Even so, providers need to determine whether remote patient monitoring has a real benefit for their business, said Mitchell Yoel, senior vice president of Global Commercial Operations for Port Washington, N.Y.-based Drive DeVilbiss.

“Remote patient monitoring is a double-edged sword,” he said. “Utilization management has been around for many years in equipment like CPAP devices. Understanding how devices like CPAPs were utilized, impacted and drove changes in reimbursement.Privacy considerations and potential changes in LTOT practices may need to be implemented once more information is discovered regarding how and how often patients are utilizing their equipment.”

‘Blocking & tackling’

Various technologies are aimed at creating a lower-cost, non-delivery model that allows respiratory providers to trim their overhead enough so that they can effectively compete in an increasingly challenging market.

Scott Wilkinson, CEO of Goleta, Calif.-based Inogen, says the most important product improvements for POCs can be categorized as “basic blocking and tackling”—building better products with minimal failure rates that successfully enable the non-delivery model.

“This will be the most important thing to providers and patients as the POC model continues to scale and providers get more confidence in the non-delivery concept,” he said. “While portable oxygen concentrators have been available for over 10 years, we are really seeing provider adoption of POCs pick up over the last two to three years. Providers are looking to POCs and the non-delivery model as a way to reduce costs and cope with the reimbursement reductions driven by competitive bidding.”

Because POC usage has been intermittent to date, providers understandably want to know if these units can perform on a continuous basis over a five-year amortization cycle, Wilkinson said.

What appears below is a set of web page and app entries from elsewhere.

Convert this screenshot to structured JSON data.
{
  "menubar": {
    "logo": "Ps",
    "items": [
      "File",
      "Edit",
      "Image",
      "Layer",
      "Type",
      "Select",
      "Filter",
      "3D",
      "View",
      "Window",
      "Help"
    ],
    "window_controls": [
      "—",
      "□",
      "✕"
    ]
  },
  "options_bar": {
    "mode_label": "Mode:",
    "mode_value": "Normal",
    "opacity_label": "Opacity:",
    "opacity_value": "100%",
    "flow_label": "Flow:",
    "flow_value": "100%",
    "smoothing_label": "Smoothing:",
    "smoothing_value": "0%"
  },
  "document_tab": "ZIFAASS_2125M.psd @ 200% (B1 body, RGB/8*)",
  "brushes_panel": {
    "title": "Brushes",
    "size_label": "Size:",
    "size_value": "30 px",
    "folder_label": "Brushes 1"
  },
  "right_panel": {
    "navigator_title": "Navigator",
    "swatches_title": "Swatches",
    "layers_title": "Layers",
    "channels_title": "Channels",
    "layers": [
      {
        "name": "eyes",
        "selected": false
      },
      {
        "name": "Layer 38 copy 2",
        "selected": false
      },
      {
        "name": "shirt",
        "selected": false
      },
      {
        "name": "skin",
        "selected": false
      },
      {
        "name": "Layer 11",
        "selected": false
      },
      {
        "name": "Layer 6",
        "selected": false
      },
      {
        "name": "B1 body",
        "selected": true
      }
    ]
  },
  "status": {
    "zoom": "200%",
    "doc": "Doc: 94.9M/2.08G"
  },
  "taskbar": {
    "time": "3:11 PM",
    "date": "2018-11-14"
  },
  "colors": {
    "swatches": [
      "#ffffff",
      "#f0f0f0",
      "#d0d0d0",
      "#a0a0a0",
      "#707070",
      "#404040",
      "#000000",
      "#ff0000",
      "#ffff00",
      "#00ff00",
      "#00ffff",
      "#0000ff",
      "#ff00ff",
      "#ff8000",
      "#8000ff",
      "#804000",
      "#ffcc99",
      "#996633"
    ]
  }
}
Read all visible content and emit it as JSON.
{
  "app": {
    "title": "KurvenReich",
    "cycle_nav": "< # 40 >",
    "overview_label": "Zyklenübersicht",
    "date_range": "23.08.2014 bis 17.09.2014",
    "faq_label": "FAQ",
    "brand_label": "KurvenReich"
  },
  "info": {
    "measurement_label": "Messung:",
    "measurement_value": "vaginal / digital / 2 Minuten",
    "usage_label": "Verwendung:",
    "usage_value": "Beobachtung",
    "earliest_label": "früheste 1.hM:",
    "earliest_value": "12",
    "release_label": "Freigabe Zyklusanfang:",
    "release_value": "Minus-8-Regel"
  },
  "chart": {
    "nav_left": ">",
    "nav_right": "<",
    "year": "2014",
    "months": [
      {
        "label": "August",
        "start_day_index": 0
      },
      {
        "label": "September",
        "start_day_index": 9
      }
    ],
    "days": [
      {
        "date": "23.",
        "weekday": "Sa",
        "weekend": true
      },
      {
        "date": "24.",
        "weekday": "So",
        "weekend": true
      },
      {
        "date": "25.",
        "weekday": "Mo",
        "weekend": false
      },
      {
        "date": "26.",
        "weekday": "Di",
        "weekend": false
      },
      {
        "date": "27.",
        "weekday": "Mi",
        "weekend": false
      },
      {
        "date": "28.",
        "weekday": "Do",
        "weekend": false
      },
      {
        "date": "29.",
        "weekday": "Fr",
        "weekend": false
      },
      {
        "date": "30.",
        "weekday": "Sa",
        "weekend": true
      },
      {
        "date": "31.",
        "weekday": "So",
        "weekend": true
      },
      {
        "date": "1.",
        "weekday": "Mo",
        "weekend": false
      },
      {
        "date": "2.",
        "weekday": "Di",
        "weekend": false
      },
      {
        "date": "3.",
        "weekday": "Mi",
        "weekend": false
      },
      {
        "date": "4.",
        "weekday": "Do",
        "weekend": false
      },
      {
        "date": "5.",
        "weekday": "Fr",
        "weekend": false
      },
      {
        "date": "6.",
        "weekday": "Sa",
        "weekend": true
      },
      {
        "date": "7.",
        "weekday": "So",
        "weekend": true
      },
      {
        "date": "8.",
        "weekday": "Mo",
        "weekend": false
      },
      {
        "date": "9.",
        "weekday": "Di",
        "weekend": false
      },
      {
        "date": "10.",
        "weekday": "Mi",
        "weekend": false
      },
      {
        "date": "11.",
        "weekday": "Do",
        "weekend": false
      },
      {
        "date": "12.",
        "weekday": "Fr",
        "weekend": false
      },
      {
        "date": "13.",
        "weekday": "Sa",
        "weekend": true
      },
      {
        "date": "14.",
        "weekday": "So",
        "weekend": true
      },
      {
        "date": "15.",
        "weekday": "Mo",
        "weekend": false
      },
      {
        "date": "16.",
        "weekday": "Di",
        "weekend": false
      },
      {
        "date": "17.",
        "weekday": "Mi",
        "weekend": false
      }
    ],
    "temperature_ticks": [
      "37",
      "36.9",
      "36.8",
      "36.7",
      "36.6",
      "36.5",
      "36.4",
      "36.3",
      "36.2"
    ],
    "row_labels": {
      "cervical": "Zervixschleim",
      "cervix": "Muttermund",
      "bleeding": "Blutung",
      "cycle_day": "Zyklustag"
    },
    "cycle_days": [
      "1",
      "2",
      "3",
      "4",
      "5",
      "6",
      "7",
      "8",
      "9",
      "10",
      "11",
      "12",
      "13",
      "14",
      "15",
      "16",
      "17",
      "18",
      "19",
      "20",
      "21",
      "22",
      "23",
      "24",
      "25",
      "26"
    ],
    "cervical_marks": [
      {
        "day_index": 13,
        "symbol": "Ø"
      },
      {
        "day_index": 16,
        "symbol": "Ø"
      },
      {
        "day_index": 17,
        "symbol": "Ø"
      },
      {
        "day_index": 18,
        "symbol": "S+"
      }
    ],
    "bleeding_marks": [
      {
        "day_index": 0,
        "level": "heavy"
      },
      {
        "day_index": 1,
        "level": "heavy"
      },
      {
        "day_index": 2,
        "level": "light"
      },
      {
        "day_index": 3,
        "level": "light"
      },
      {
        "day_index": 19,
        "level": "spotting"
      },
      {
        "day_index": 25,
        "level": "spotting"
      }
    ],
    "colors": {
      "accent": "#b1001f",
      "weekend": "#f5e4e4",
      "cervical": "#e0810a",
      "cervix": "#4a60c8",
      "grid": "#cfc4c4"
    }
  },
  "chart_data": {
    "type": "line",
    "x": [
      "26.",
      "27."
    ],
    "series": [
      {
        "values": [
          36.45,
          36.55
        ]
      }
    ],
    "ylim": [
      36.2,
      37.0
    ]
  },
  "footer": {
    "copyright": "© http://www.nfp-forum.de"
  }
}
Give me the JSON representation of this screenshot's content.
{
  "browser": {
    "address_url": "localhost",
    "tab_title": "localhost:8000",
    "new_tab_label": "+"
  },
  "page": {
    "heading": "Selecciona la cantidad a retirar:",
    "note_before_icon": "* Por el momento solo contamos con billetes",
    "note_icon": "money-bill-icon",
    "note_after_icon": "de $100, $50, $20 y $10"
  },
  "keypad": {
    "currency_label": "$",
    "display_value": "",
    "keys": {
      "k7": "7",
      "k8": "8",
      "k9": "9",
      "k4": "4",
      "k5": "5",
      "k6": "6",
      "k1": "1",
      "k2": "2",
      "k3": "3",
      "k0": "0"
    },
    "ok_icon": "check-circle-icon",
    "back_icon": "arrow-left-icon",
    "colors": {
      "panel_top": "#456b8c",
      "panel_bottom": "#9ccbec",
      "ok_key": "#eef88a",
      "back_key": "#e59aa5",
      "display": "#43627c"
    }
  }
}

“After all, the success of the non-delivery model is dependent on POCs being simple enough for the majority of patients to use without significant hand-holding, as well reliability—avoiding costly, unplanned service calls due to excessive product failures,” he said. “The emergence and continued adoption of this model will, ultimately, allow home oxygen providers to survive the significant reimbursement cuts that have been realized through the national competitive bidding program.”

Tried and true: cylinders

In terms of durability, the oxygen cylinder with a regulator or conserver is still at the top, said Tom Bannon, president of St. Louis-based Responsive Respiratory, which focuses on high-pressure oxygen equipment and does not handle POCs.

“They don’t require electricity and work during hurricanes, floods and other natural disasters,” he said.

Although cylinders require transport, Bannon contends that deliveries can be reduced by dropping off enough cylinders for a “once-per-quarter cycle.” Providers can also request that patients pick up cylinders, which not only cuts down on van mileage, but also brings customers in-store for retail opportunities, he said. 

 

Category: Home Oxygen

 

TECHNOLOGY KEY

·       Double benefit: Whether it’s adding remote patient monitoring capabilities or engineering oxygen equipment for greater durability, efficiency and longevity, the benefits are better patient outcomes and lower provider costs. By working to secure a non-delivery business model, providers can become more competitive in what has become a challenging market.

 

GETTING CONNECTED

·       The ‘next big thing’: Remote patient monitoring, generating connectivity through oxygen equipment or mobile device apps, allows providers to keep tabs on vital patient data while also ensuring that the equipment is being used in the manner prescribed. This facet of digital data transmission is expected to grow exponentially as technology advances.

 

MODALITY REVIEW

·       POCs vs. cylinders: There are cases to be made for both portable oxygen concentrators and cylinder systems as viable primary modalities. POC manufacturers are working to expand the units’ durability beyond periodic use and become dependable and durable for a consistent five-year cycle. Cylinders are not interrupted by power outages caused by storms or other natural disasters and delivery costs can be trimmed by supplying enough tanks for a “once-per-quarter” delivery schedule.